● **DIRECTIONS FOR THIS TASK**: Looking through the entries, count each line where the string "data" occurs, and write only the total.

========================================

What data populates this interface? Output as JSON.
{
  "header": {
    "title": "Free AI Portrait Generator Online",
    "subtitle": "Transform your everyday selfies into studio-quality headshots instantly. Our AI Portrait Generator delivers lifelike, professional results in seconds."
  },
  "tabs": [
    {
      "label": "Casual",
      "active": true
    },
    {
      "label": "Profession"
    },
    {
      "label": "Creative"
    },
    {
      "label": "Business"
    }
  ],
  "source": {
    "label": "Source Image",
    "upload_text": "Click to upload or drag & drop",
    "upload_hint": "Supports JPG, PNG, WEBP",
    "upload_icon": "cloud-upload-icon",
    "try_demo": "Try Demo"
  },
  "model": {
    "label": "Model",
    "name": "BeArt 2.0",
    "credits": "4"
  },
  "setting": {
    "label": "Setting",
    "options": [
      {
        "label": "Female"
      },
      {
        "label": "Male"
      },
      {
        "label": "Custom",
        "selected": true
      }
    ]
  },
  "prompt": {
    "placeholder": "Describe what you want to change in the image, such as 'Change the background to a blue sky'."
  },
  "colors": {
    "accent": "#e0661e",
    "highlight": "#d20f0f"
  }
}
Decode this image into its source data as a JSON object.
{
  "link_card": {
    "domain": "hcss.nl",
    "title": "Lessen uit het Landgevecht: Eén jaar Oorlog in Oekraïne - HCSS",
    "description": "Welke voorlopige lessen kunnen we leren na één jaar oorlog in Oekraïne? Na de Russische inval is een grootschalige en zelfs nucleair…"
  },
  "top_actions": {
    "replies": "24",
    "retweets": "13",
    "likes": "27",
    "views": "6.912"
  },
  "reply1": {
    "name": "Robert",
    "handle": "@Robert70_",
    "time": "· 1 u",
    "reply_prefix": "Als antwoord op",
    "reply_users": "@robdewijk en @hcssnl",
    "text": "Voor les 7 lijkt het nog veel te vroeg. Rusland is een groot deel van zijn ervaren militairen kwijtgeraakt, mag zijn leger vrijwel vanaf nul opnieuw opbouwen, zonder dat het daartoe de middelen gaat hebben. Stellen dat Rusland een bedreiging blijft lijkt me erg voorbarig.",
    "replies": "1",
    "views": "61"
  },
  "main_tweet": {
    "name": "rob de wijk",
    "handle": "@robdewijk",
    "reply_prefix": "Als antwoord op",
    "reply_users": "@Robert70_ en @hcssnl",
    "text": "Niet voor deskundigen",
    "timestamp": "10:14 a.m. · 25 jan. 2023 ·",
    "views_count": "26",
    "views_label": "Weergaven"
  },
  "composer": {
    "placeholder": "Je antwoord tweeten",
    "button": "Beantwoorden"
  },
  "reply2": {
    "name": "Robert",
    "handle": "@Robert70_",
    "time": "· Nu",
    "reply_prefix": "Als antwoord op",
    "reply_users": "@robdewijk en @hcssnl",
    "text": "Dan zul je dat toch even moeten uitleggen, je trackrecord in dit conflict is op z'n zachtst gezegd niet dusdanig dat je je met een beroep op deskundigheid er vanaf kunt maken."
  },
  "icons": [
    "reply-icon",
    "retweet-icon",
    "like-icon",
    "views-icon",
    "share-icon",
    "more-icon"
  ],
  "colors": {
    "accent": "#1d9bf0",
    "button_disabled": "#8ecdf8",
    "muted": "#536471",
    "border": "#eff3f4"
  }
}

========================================

● **WRITTEN RESPONSE**: 2